**Task instructions**
Hunt through the entries for the word "curry" and copy each line in which it appears.

**Information**
───

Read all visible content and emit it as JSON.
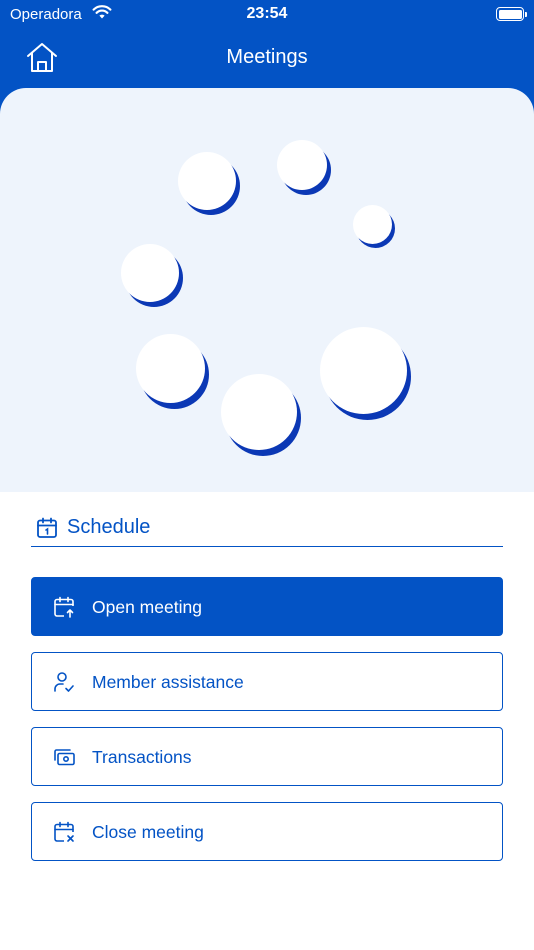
{
  "status_bar": {
    "carrier": "Operadora",
    "time": "23:54"
  },
  "header": {
    "title": "Meetings",
    "home_icon": "home-icon"
  },
  "colors": {
    "primary": "#0353c5",
    "hero_bg": "#eef4fc",
    "dot_shadow": "#0b38b5"
  },
  "section": {
    "label": "Schedule",
    "icon": "calendar-icon"
  },
  "actions": [
    {
      "label": "Open meeting",
      "icon": "calendar-arrow-up-icon",
      "selected": true
    },
    {
      "label": "Member assistance",
      "icon": "user-check-icon",
      "selected": false
    },
    {
      "label": "Transactions",
      "icon": "cash-icon",
      "selected": false
    },
    {
      "label": "Close meeting",
      "icon": "calendar-x-icon",
      "selected": false
    }
  ]
}
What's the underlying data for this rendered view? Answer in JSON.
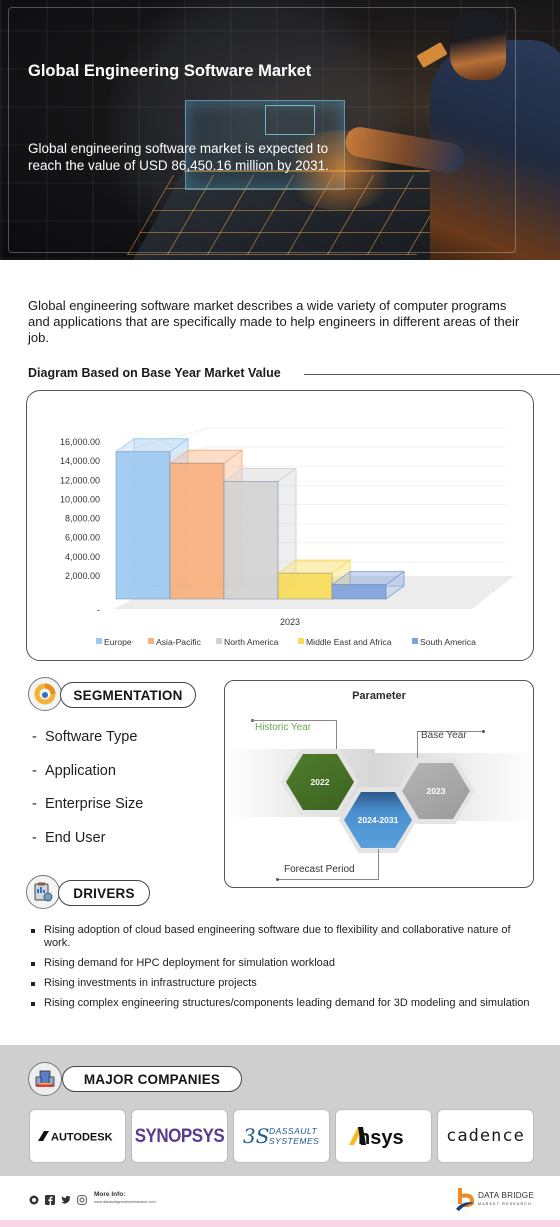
{
  "hero": {
    "title": "Global Engineering Software Market",
    "subtitle": "Global engineering software market is expected to reach the value of USD 86,450.16 million by 2031."
  },
  "intro": "Global engineering software market describes a wide variety of computer programs and applications that are specifically made to help engineers in different areas of their job.",
  "diagram_title": "Diagram Based on Base Year Market Value",
  "chart_data": {
    "type": "bar",
    "style": "3d-clustered",
    "title": "",
    "xlabel": "",
    "ylabel": "",
    "categories": [
      "2023"
    ],
    "series": [
      {
        "name": "Europe",
        "values": [
          15400
        ],
        "color": "#9dc8f0"
      },
      {
        "name": "Asia-Pacific",
        "values": [
          14200
        ],
        "color": "#f8b07e"
      },
      {
        "name": "North America",
        "values": [
          12300
        ],
        "color": "#d2d2d2"
      },
      {
        "name": "Middle East and Africa",
        "values": [
          2700
        ],
        "color": "#f9dc5a"
      },
      {
        "name": "South America",
        "values": [
          1500
        ],
        "color": "#7fa2dc"
      }
    ],
    "ylim": [
      0,
      16000
    ],
    "yticks": [
      "-",
      "2,000.00",
      "4,000.00",
      "6,000.00",
      "8,000.00",
      "10,000.00",
      "12,000.00",
      "14,000.00",
      "16,000.00"
    ],
    "grid": true,
    "legend": "bottom"
  },
  "segmentation": {
    "label": "SEGMENTATION",
    "items": [
      "Software Type",
      "Application",
      "Enterprise Size",
      "End User"
    ]
  },
  "parameter": {
    "title": "Parameter",
    "historic_label": "Historic Year",
    "historic_value": "2022",
    "base_label": "Base Year",
    "base_value": "2023",
    "forecast_label": "Forecast Period",
    "forecast_value": "2024-2031",
    "colors": {
      "historic": "#4f7d2c",
      "base": "#9a9a9a",
      "forecast": "#4a8fd0",
      "historic_text": "#6aa84f"
    }
  },
  "drivers": {
    "label": "DRIVERS",
    "items": [
      "Rising adoption of cloud based engineering software due to flexibility and collaborative nature of work.",
      "Rising demand for HPC deployment for simulation workload",
      "Rising investments in infrastructure projects",
      "Rising complex engineering structures/components leading demand for 3D modeling and simulation"
    ]
  },
  "companies": {
    "label": "MAJOR COMPANIES",
    "logos": [
      {
        "name": "AUTODESK",
        "color": "#111111"
      },
      {
        "name": "SYNOPSYS",
        "color": "#5b3a91"
      },
      {
        "name": "DASSAULT SYSTEMES",
        "color": "#1d5a8f"
      },
      {
        "name": "Ansys",
        "color": "#111111",
        "accent": "#ffb71b"
      },
      {
        "name": "cadence",
        "color": "#1a1a1a",
        "accent": "#e03030"
      }
    ]
  },
  "footer": {
    "more_info_label": "More Info:",
    "website": "www.databridgemarketresearch.com",
    "brand_name": "DATA BRIDGE",
    "brand_tagline": "MARKET RESEARCH",
    "social_icons": [
      "whatsapp-icon",
      "facebook-icon",
      "twitter-icon",
      "instagram-icon"
    ]
  }
}
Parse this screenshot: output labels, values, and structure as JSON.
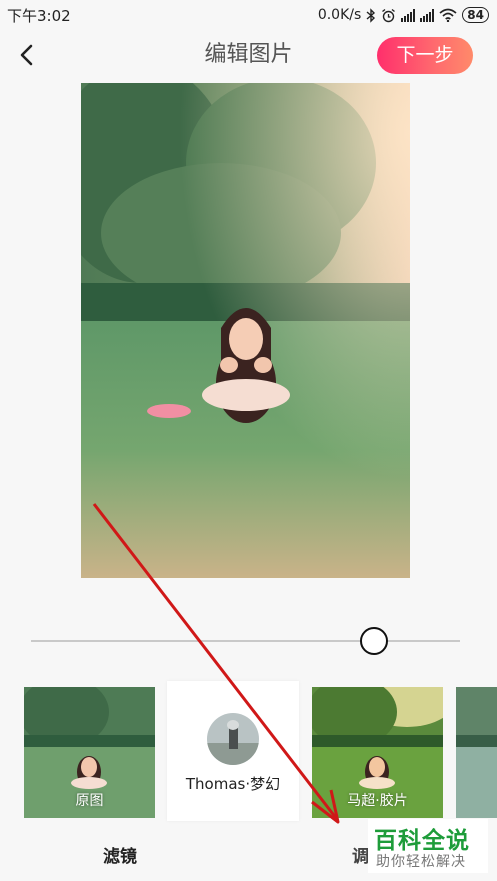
{
  "status_bar": {
    "time": "下午3:02",
    "network_speed": "0.0K/s",
    "battery": "84",
    "icons": [
      "bluetooth-icon",
      "alarm-icon",
      "signal-icon",
      "signal-icon",
      "wifi-icon",
      "battery-icon"
    ]
  },
  "header": {
    "back_icon": "chevron-left-icon",
    "title": "编辑图片",
    "next_label": "下一步",
    "next_color": "#ff4a6e"
  },
  "editor": {
    "intensity_level": 0.8
  },
  "filters": [
    {
      "label": "原图",
      "selected": false
    },
    {
      "label": "Thomas·梦幻",
      "selected": true
    },
    {
      "label": "马超·胶片",
      "selected": false
    },
    {
      "label": "",
      "selected": false
    }
  ],
  "bottom_tabs": {
    "filter_tab": "滤镜",
    "adjust_tab": "调"
  },
  "watermark": {
    "brand": "百科全说",
    "slogan": "助你轻松解决"
  },
  "colors": {
    "accent": "#ff4a6e",
    "watermark_green": "#1e9c3a",
    "annotation_arrow": "#d01818"
  }
}
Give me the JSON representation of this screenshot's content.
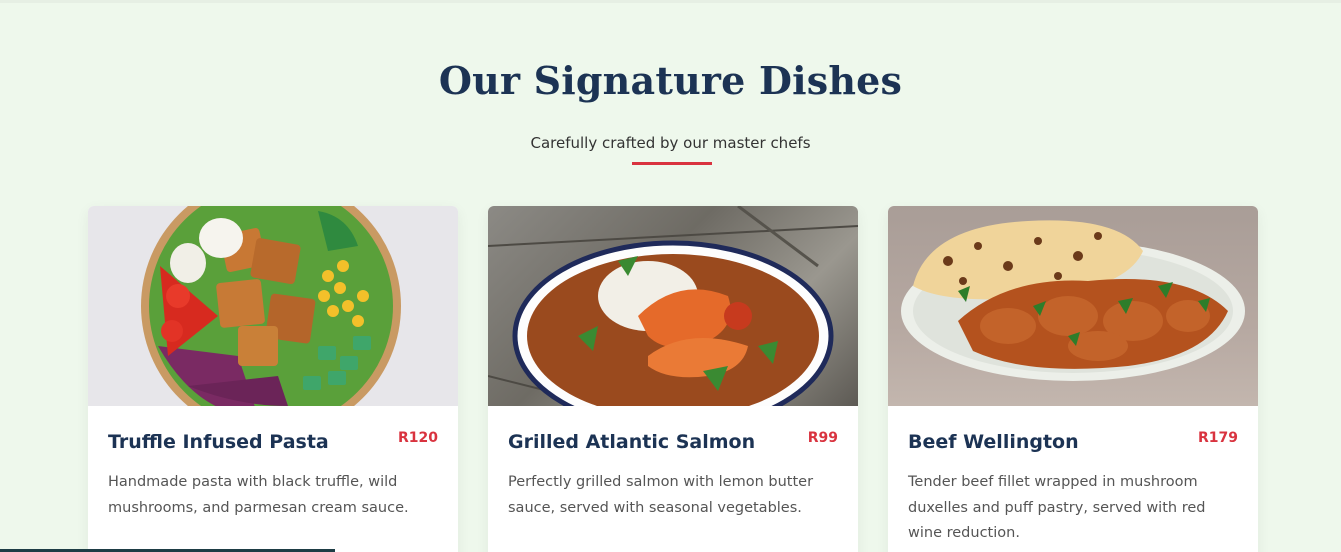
{
  "section": {
    "title": "Our Signature Dishes",
    "subtitle": "Carefully crafted by our master chefs"
  },
  "colors": {
    "background": "#eef8ec",
    "heading": "#1c3354",
    "accent": "#d9333f",
    "text": "#555555"
  },
  "dishes": [
    {
      "name": "Truffle Infused Pasta",
      "price": "R120",
      "description": "Handmade pasta with black truffle, wild mushrooms, and parmesan cream sauce.",
      "image": "salad-bowl-photo"
    },
    {
      "name": "Grilled Atlantic Salmon",
      "price": "R99",
      "description": "Perfectly grilled salmon with lemon butter sauce, served with seasonal vegetables.",
      "image": "prawn-curry-rice-photo"
    },
    {
      "name": "Beef Wellington",
      "price": "R179",
      "description": "Tender beef fillet wrapped in mushroom duxelles and puff pastry, served with red wine reduction.",
      "image": "curry-naan-photo"
    }
  ]
}
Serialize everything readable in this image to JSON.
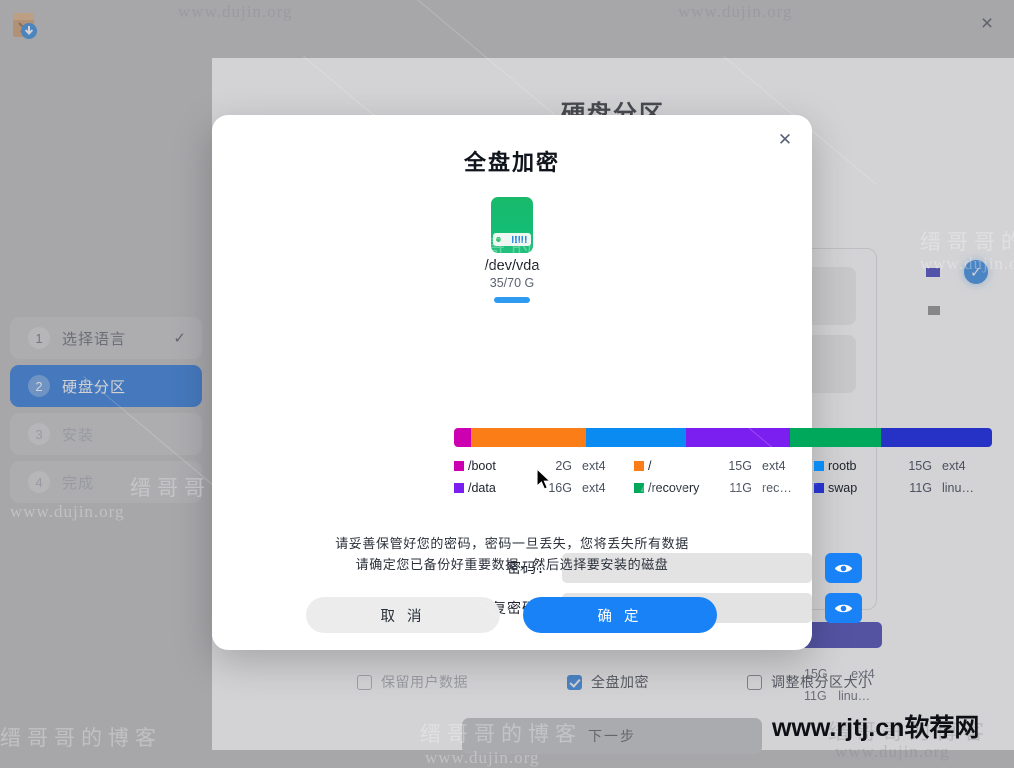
{
  "window": {
    "app_icon": "package-download-icon",
    "close_label": "×"
  },
  "background": {
    "page_title": "硬盘分区",
    "steps": [
      {
        "num": "1",
        "label": "选择语言",
        "state": "done",
        "tick": "✓"
      },
      {
        "num": "2",
        "label": "硬盘分区",
        "state": "active",
        "tick": ""
      },
      {
        "num": "3",
        "label": "安装",
        "state": "dim",
        "tick": ""
      },
      {
        "num": "4",
        "label": "完成",
        "state": "dim",
        "tick": ""
      }
    ],
    "options": [
      {
        "label": "保留用户数据",
        "checked": false,
        "dim": true
      },
      {
        "label": "全盘加密",
        "checked": true,
        "dim": false
      },
      {
        "label": "调整根分区大小",
        "checked": false,
        "dim": false
      }
    ],
    "next_button": "下一步",
    "disk_card_check": "✓",
    "legend_tail": [
      {
        "size": "15G",
        "fs": "ext4"
      },
      {
        "size": "11G",
        "fs": "linu…"
      }
    ]
  },
  "dialog": {
    "title": "全盘加密",
    "close_label": "✕",
    "disk": {
      "icon": "hard-disk-icon",
      "name": "/dev/vda",
      "size": "35/70 G"
    },
    "partition_bar": [
      {
        "color": "#cc00b0",
        "pct": 3.2
      },
      {
        "color": "#fb7d18",
        "pct": 21.3
      },
      {
        "color": "#0a8bf2",
        "pct": 18.6
      },
      {
        "color": "#7b1ff0",
        "pct": 19.3
      },
      {
        "color": "#00a85b",
        "pct": 16.9
      },
      {
        "color": "#2631c6",
        "pct": 20.7
      }
    ],
    "legend": [
      {
        "color": "#cc00b0",
        "name": "/boot",
        "size": "2G",
        "fs": "ext4"
      },
      {
        "color": "#fb7d18",
        "name": "/",
        "size": "15G",
        "fs": "ext4"
      },
      {
        "color": "#0a8bf2",
        "name": "rootb",
        "size": "15G",
        "fs": "ext4"
      },
      {
        "color": "#7b1ff0",
        "name": "/data",
        "size": "16G",
        "fs": "ext4"
      },
      {
        "color": "#00a85b",
        "name": "/recovery",
        "size": "11G",
        "fs": "rec…"
      },
      {
        "color": "#2631c6",
        "name": "swap",
        "size": "11G",
        "fs": "linu…"
      }
    ],
    "fields": [
      {
        "label": "密码：",
        "value": "",
        "placeholder": "",
        "eye": "eye-icon"
      },
      {
        "label": "重复密码：",
        "value": "",
        "placeholder": "",
        "eye": "eye-icon"
      }
    ],
    "warning_line1": "请妥善保管好您的密码，密码一旦丢失，您将丢失所有数据",
    "warning_line2": "请确定您已备份好重要数据，然后选择要安装的磁盘",
    "cancel_button": "取 消",
    "ok_button": "确 定"
  },
  "watermarks": {
    "site_cn": "缙哥哥的博客",
    "site_url": "www.dujin.org",
    "bottom_right": "www.rjtj.cn软荐网"
  },
  "colors": {
    "accent_blue": "#1a82f7",
    "active_step": "#0b62d4",
    "disk_green": "#14bd74",
    "window_bg": "#b4b4b6"
  }
}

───

**Output for this exercise**
      "image": "prawn-curry-rice-photo"
      "image": "curry-naan-photo"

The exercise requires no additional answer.